This was the second Black and African Festival of Arts and Culture (see World Festival of Negro Arts in Dhakar in 1966). The participants used the event to devise a strategy of cultural empowerment: they wanted to protect black culture from being destroyed by other cultures and stop it from being seen only in the context of primitive museum artefacts. Today many see Festac as the turning point in the development of a black global consciousness. It enabled artists to talk about identity, discuss issues of cultural awakening and think about their collective survival. Yet there was criticism at the time with some African nations refusing to take part due to the political situation in Nigeria, while the President of Senegal, Leopold Senghor, abdicated his position as co-patron of the festival.

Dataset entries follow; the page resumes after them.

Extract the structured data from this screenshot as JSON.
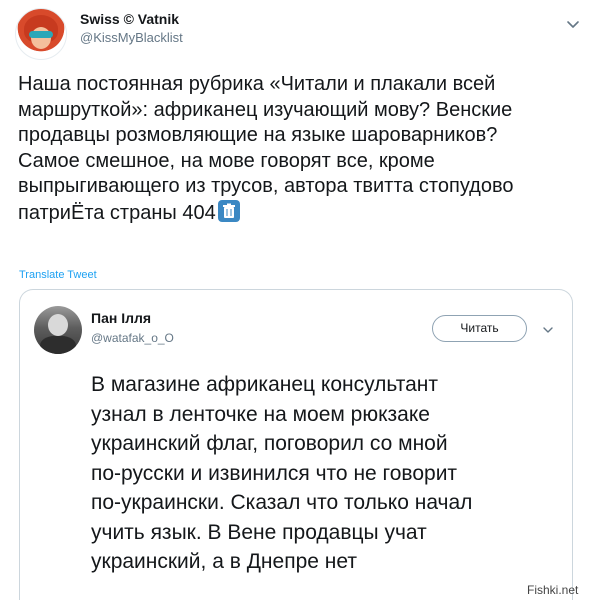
{
  "tweet": {
    "author_name": "Swiss © Vatnik",
    "author_handle": "@KissMyBlacklist",
    "text_lines": [
      "Наша постоянная рубрика «Читали и плакали всей",
      "маршруткой»: африканец изучающий мову? Венские",
      "продавцы розмовляющие на языке шароварников?",
      "Самое смешное, на мове говорят все, кроме",
      "выпрыгивающего из трусов, автора твитта стопудово",
      "патриЁта страны 404"
    ],
    "trailing_emoji": "wastebasket-icon",
    "translate_label": "Translate Tweet"
  },
  "quoted": {
    "author_name": "Пан Ілля",
    "author_handle": "@watafak_o_O",
    "follow_label": "Читать",
    "text_lines": [
      "В магазине африканец консультант",
      "узнал в ленточке на моем рюкзаке",
      "украинский флаг, поговорил со мной",
      "по-русски и извинился что не говорит",
      "по-украински. Сказал что только начал",
      "учить язык. В Вене продавцы учат",
      "украинский, а в Днепре нет"
    ]
  },
  "watermark": "Fishki.net",
  "colors": {
    "text": "#14171a",
    "secondary": "#657786",
    "link": "#1da1f2",
    "border": "#ccd6dd",
    "emoji_bg": "#3b88c3"
  }
}
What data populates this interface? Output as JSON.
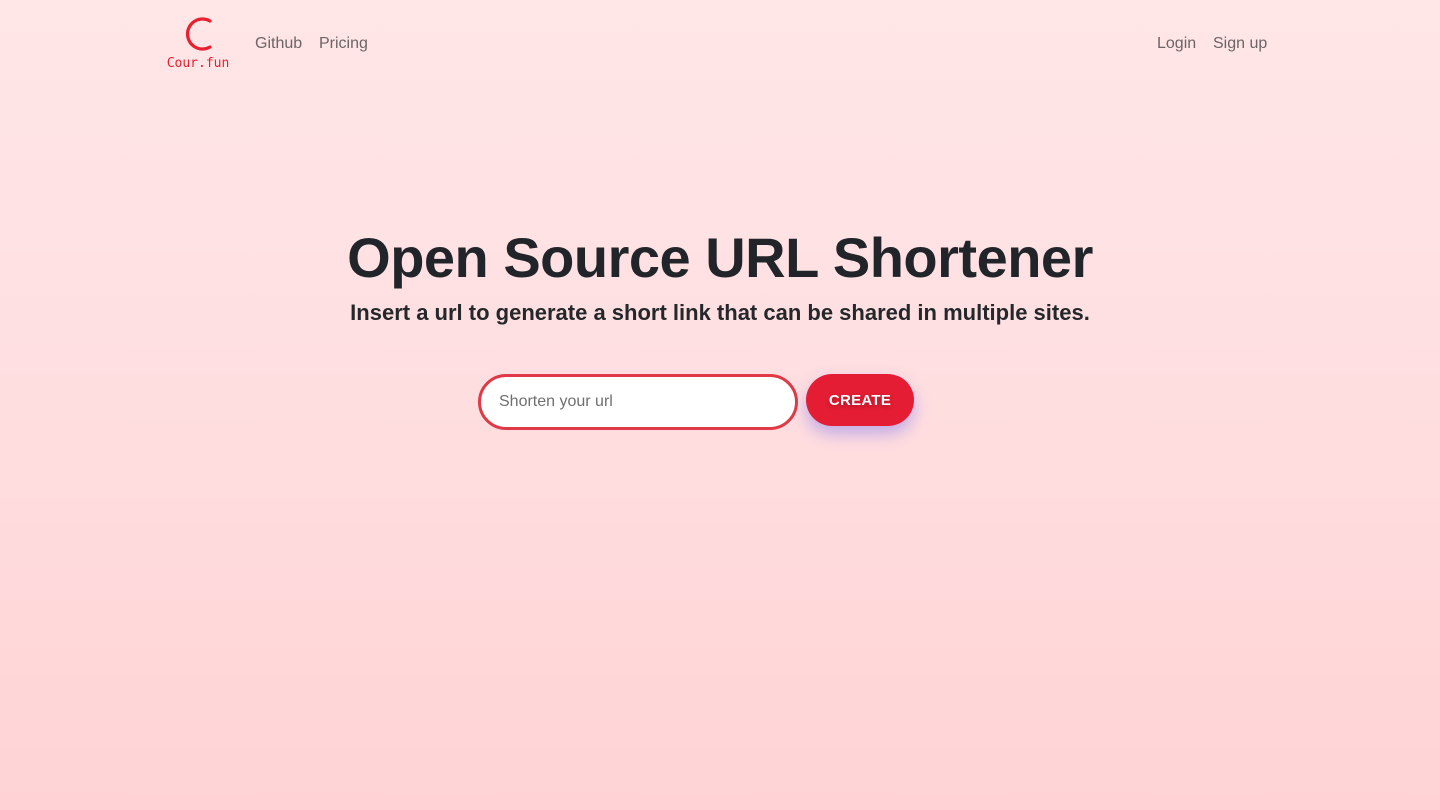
{
  "brand": {
    "name": "Cour.fun",
    "accent_color": "#e8202f"
  },
  "nav": {
    "left": [
      {
        "label": "Github"
      },
      {
        "label": "Pricing"
      }
    ],
    "right": [
      {
        "label": "Login"
      },
      {
        "label": "Sign up"
      }
    ]
  },
  "hero": {
    "title": "Open Source URL Shortener",
    "subtitle": "Insert a url to generate a short link that can be shared in multiple sites."
  },
  "form": {
    "url_placeholder": "Shorten your url",
    "url_value": "",
    "button_label": "CREATE",
    "button_color": "#e51d34"
  }
}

Artists who exhibited at Festac included Winston Branch, Ronald Moody, Mercian Carrena, Uzo Egonu, Armet Francis, Emmanuel Taiwo Jegede, Neil Kenlock, Donald Locke, Cyprian Mandala, Ossie Murray, Sue Smock, Lance Watson and Aubrey Williams.